Inna de Yard, 2019.
Directed by Peter Webber.
Featuring Ken Boothe, Kiddus I, Jah9, Winston McAnuff, Judy Mowatt, Cedric Myton, Lloyd Parks.
British filmmaker Peter Webber follows a group of pioneering reggae artists as they reunite in the hills overlooking Kingston to record an acoustic album.
Initially, it might appear something of an oddity that a documentary about reggae, its history and influences should be helmed by a British director with a back-catalogue that includes Girl With A Pearl Earring, Hannibal Rising and one episode of Six Feet Under. But, from the opening frames of Peter Webber’s Inna de Yard, it’s quite clear that the narrative rhythm of its story — or stories, rather — is set almost exclusively by those in front of the camera.
Much like the laid-back, free-wheeling passion of its subjects, Inna de Yard takes a meandering, infectiously charming jaunt into the sounds that shaped a nation, and the lives that influenced the music. Individual accounts of musical heydays and lofty showbiz heights (American labels; Top of the Pops performances) are sandwiched between memories of modest upbringings and retrospective contemplations of life’s figurative crossroads.

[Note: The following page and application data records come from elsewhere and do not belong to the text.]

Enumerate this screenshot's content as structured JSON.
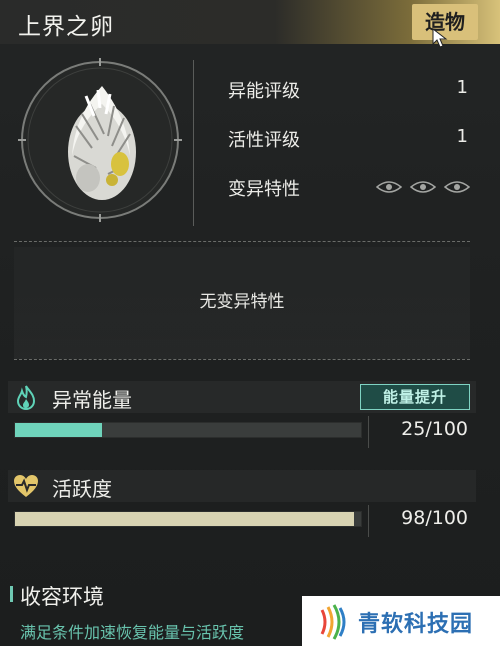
{
  "header": {
    "title": "上界之卵",
    "tab_label": "造物"
  },
  "portrait": {
    "icon": "white-feathered-egg"
  },
  "stats": [
    {
      "label": "异能评级",
      "value": "1"
    },
    {
      "label": "活性评级",
      "value": "1"
    },
    {
      "label": "变异特性",
      "icon": "three-eye-icons"
    }
  ],
  "trait": {
    "text": "无变异特性"
  },
  "energy": {
    "label": "异常能量",
    "button_label": "能量提升",
    "value_text": "25/100",
    "fraction": 0.25,
    "color": "#6fd3bb",
    "icon": "teal-flame-icon"
  },
  "activity": {
    "label": "活跃度",
    "value_text": "98/100",
    "fraction": 0.98,
    "color": "#d8d3b2",
    "icon": "heart-pulse-icon"
  },
  "footer": {
    "title": "收容环境",
    "subtitle": "满足条件加速恢复能量与活跃度"
  },
  "watermark": {
    "text": "青软科技园"
  }
}
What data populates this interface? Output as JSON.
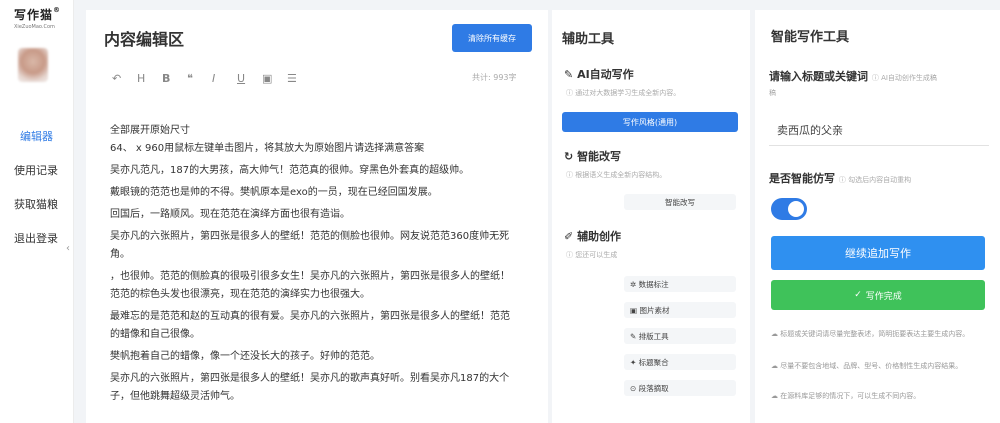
{
  "sidebar": {
    "logo_title": "写作猫",
    "logo_reg": "®",
    "logo_sub": "XieZuoMao.Com",
    "items": [
      {
        "label": "编辑器"
      },
      {
        "label": "使用记录"
      },
      {
        "label": "获取猫粮"
      },
      {
        "label": "退出登录"
      }
    ],
    "collapse_glyph": "‹"
  },
  "editor": {
    "title": "内容编辑区",
    "clear_button": "清除所有缓存",
    "word_count": "共计: 993字",
    "toolbar": [
      "↶",
      "H",
      "B",
      "❝",
      "I",
      "U",
      "▣",
      "☰"
    ],
    "paragraphs": [
      "全部展开原始尺寸",
      "64、 x 960用鼠标左键单击图片，将其放大为原始图片请选择满意答案",
      "吴亦凡范凡，187的大男孩，高大帅气！范范真的很帅。穿黑色外套真的超级帅。",
      "戴眼镜的范范也是帅的不得。樊帆原本是exo的一员，现在已经回国发展。",
      "回国后，一路顺风。现在范范在演绎方面也很有造诣。",
      "吴亦凡的六张照片，第四张是很多人的壁纸！范范的侧脸也很帅。网友说范范360度帅无死角。",
      "，也很帅。范范的侧脸真的很吸引很多女生！吴亦凡的六张照片，第四张是很多人的壁纸！范范的棕色头发也很漂亮，现在范范的演绎实力也很强大。",
      "最难忘的是范范和赵的互动真的很有爱。吴亦凡的六张照片，第四张是很多人的壁纸！范范的蜡像和自己很像。",
      "樊帆抱着自己的蜡像，像一个还没长大的孩子。好帅的范范。",
      "吴亦凡的六张照片，第四张是很多人的壁纸！吴亦凡的歌声真好听。别看吴亦凡187的大个子，但他跳舞超级灵活帅气。"
    ]
  },
  "aux": {
    "title": "辅助工具",
    "ai_write": {
      "title": "AI自动写作",
      "desc": "ⓘ 通过对大数据学习生成全新内容。",
      "button": "写作风格(通用)"
    },
    "rewrite": {
      "title": "智能改写",
      "desc": "ⓘ 根据语义生成全新内容结构。",
      "button": "智能改写"
    },
    "assist": {
      "title": "辅助创作",
      "desc": "ⓘ 您还可以生成",
      "buttons": [
        "✲ 数据标注",
        "▣ 图片素材",
        "✎ 排版工具",
        "✦ 标题聚合",
        "⊙ 段落摘取"
      ]
    }
  },
  "smart": {
    "title": "智能写作工具",
    "keyword_label": "请输入标题或关键词",
    "keyword_hint": "ⓘ AI自动创作生成稿",
    "keyword_hint2": "稿",
    "keyword_value": "卖西瓜的父亲",
    "imitate_label": "是否智能仿写",
    "imitate_hint": "ⓘ 勾选后内容自动重构",
    "toggle_on": true,
    "continue_button": "继续追加写作",
    "done_button": "写作完成",
    "done_icon": "✓",
    "notes": [
      "☁ 标题或关键词请尽量完整表述，简明扼要表达主要生成内容。",
      "☁ 尽量不要包含地域、品牌、型号、价格制性生成内容结果。",
      "☁ 在源料库足够的情况下，可以生成不同内容。"
    ]
  }
}
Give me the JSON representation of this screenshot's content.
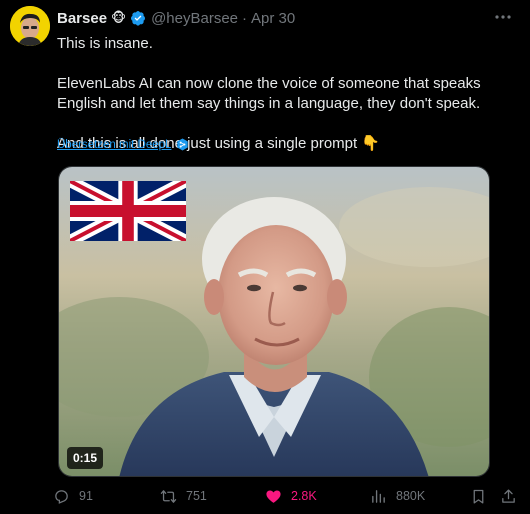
{
  "tweet": {
    "author_name": "Barsee",
    "author_emoji": "🐵",
    "handle": "@heyBarsee",
    "separator": "·",
    "date": "Apr 30",
    "lines": [
      "This is insane.",
      "ElevenLabs AI can now clone the voice of someone that speaks English and let them say things in a language, they don't speak.",
      "And this is all done just using a single prompt"
    ],
    "pointing_emoji": "👇",
    "translate_label": "Übersetzen mit DeepL"
  },
  "media": {
    "duration": "0:15"
  },
  "actions": {
    "replies": "91",
    "reposts": "751",
    "likes": "2.8K",
    "views": "880K"
  },
  "colors": {
    "background": "#000000",
    "text": "#e7e9ea",
    "muted": "#71767b",
    "accent": "#1d9bf0",
    "like": "#f91880"
  },
  "icons": [
    "more-icon",
    "verified-badge-icon",
    "deepl-icon",
    "reply-icon",
    "repost-icon",
    "like-icon",
    "views-icon",
    "bookmark-icon",
    "share-icon"
  ]
}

But, there’s always the presence of something wider at play here. “Some countries have diamonds” utters a native historian surrounded by piles upon piles of records that even the very best (or worst) of hoarders would be proud of. “Some countries have pearls, some countries have oil. Jamaica has reggae.” It’s a feeling that reverberates throughout this raw, intimate documentary, where the melodies crafted by its group of musicians, a mix of young and old, hold both cultural and historical resonance. Their songs are more than just the soundtrack to their lives, they are engrained reflections of it.

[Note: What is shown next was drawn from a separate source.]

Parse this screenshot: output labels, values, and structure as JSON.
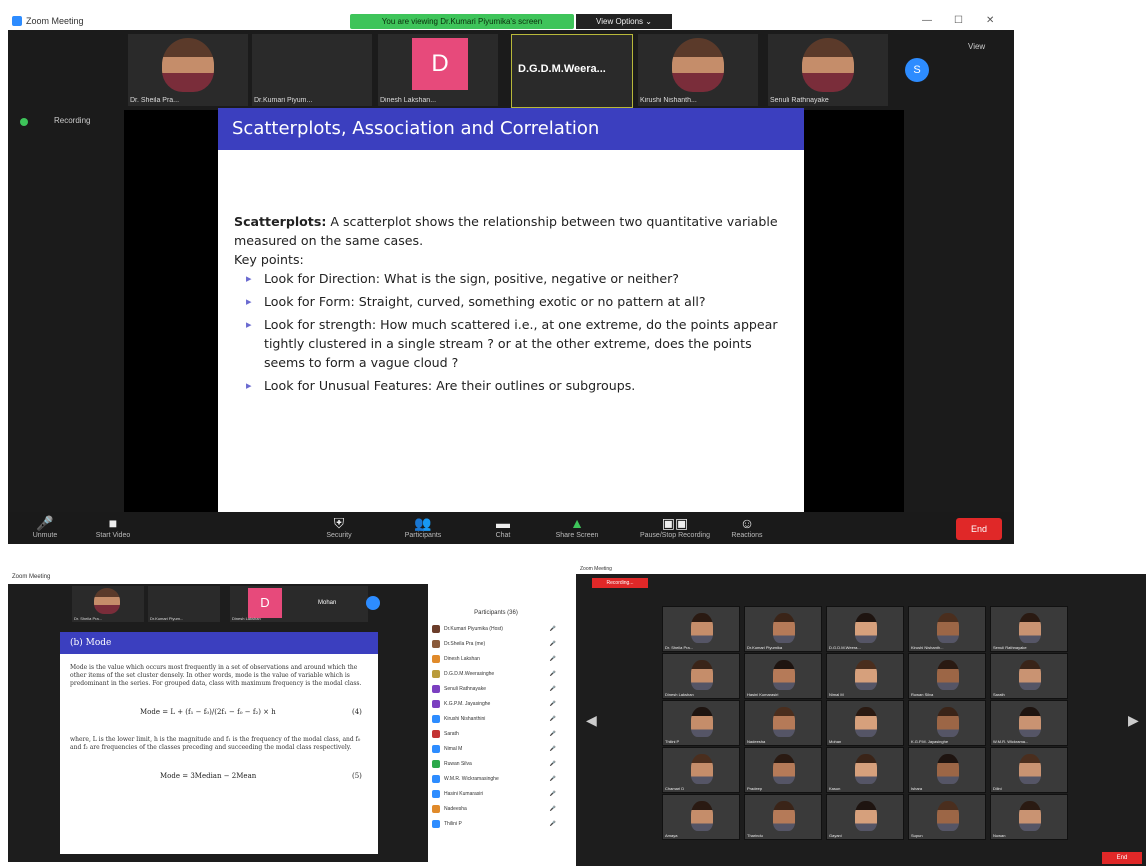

During its warmest moments, the film champions the unifying, immaterial power of music. At its most affecting, it explores the grief, injustice, struggle and sadness that inspired the artists’ most celebrated works. Cutting between a live Paris performance and recording sessions in their beloved back yard — atop something of a musical Mount Olympus in the cloud-kissed hills of Kingston — their stripped-back versions of their own tracks offer as much of a touching, spiritual catharsis as they do a cordial nostalgic celebration.
Structurally, it’s a fairly by-the-numbers affair. But, in the personal tales Inna de Yard chooses to tell, the tonal fluctuations echo the film’s unrefined focus, as well as neatly mirroring the highs and lows of life — like the rises and falls of a memorable musical number.
Flickering Myth Rating – Film: ★ ★ ★ / Movie: ★ ★ ★ ★
George Nash is a freelance film journalist. Follow him on Twitter via @_Whatsthemotive for movie musings, puns and cereal chatter.